• 45°

2006 VHS

grad gets class ring from 1936

(10/27/03)Thanks to his grandmother, Avery Mathes has a ring like no one else in his Vicksburg High class, but figuring out the mystery may be a challenge.

In search for a 16th birthday gift for her grandson, Nellie Caldwell turned to the Internet.

And on E-bay the Web site that allows people to bid on new and used items of all sorts Caldwell found a Vicksburg High School ring from 1936.

The seller’s description said, “This is a vintage solid 14 karat 1936 Vicksburg, Mass. High School Ring….With a civil war cannon on one side and a small plaque that reads Vicksburg National Military Farm.”

When Caldwell read that, she immediately knew this ring was not from any Massachusetts high school.

She and Mathes decided this would be the perfect gift for Avery.

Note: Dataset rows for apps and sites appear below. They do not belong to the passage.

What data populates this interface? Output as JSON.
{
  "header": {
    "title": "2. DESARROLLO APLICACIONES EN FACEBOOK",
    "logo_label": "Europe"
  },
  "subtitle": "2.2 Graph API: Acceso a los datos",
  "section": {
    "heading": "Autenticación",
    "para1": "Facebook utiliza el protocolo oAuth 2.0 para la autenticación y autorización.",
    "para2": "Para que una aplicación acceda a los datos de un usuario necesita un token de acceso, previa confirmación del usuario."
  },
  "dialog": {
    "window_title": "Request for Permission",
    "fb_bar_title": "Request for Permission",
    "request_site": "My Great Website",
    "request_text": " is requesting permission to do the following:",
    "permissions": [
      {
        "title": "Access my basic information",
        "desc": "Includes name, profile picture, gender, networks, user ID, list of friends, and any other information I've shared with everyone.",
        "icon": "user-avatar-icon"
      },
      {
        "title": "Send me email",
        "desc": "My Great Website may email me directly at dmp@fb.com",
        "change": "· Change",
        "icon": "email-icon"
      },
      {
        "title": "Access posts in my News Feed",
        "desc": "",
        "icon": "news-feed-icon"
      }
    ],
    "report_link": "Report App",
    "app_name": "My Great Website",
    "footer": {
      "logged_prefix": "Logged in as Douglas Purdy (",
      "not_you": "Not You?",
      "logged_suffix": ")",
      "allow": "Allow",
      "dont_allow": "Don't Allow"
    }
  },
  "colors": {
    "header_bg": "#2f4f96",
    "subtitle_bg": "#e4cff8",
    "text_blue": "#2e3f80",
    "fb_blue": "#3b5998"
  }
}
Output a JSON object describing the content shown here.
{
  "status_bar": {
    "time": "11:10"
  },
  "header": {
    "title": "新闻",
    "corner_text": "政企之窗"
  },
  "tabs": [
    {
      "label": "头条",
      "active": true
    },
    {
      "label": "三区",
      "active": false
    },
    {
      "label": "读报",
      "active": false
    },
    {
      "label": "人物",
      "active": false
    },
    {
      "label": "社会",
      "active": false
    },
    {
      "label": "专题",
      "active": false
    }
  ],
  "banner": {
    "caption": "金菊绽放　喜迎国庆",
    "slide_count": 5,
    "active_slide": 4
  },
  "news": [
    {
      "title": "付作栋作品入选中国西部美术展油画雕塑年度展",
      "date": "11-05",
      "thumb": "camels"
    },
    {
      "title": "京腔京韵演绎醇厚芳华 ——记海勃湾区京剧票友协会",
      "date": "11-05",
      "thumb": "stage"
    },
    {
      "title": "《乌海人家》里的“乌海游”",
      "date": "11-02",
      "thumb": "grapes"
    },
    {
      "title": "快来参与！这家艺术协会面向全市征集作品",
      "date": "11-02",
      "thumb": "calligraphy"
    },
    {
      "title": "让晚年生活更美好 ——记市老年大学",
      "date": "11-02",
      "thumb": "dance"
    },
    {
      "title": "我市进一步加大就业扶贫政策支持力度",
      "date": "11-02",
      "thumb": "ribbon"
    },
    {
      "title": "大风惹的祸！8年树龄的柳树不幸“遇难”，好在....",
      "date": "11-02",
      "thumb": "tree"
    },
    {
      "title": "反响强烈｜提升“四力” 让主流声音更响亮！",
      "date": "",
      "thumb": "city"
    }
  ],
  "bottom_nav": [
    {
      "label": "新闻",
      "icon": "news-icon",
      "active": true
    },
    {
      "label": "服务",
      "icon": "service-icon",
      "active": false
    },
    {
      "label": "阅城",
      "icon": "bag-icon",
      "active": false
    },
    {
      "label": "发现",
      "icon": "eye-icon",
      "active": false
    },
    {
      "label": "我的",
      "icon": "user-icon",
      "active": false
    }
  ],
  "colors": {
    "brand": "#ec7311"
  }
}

He was thrilled when he opened the gift, but said researching the history and mystery of the ring has been half the fun.

After taking a magnifying glass to the ring, the family has found, of course, that one side of the ring does not read “Vicksburg National Military Farm,” but “Vicksburg National Military Park.”

And the arch near the entrance to the park, which was on Clay Street until 1967, is on the other side of the ring.

A miniature scroll on the other side reads, “Fort Nogales.”

Fort Nogales was a Spanish fort in this area and got its name from the Walnut trees grown in this area. The fort was at river level, below what is now called Fort Hill in the park.

According to Warren County- Vicksburg Public Library archives the Matheses and Caldwell have studied, in 1910, boys’ and girls’ classes were combined, and, in 1915, Vicksburg High School moved from Main Street School to a building on Clay Street. The facility was named Fort Nogales.

And the high school yearbook, published sporadically, was called The Nogales.

Engraved inside the ring are the initials M.E.C., but the Matheses and Caldwell have been unsuccessful in finding a listing of graduates from the school that year.

Caldwell bought the ring from a couple in Pennsylvania who purchased the ring from their next door neighbors, who were having an estate sale for their aunt.

Caldwell has been in touch with the couple, but the previous owners are vacationing in Florida for the winter, so finding more about the ring will have to wait until spring.

“This ring went all the way to Pennsylvania and has found its way back to Vicksburg,” Caldwell said. “We can’t find who it belonged to and, of course, we don’t want to give it back, but it would be nice to know who it’s from.”

In the meantime, Avery Mathes said his friends at Vicksburg High School think the ring is pretty neat.

The ring will be 70 years old when Mathes, a pitcher for the Gator baseball team, graduates in 2006. He wears it nearly every day now, but his mother said he won’t be wearing it when baseball season kicks off.

“He can’t wear it while he pitches, and he can’t leave it in his locker,” Cindy Mathes said of the ring that appraised for nearly $400.

And another twist to the gift: His grandmother gave him one steep stipulation when she presented him with the ring he can never give it to a girl.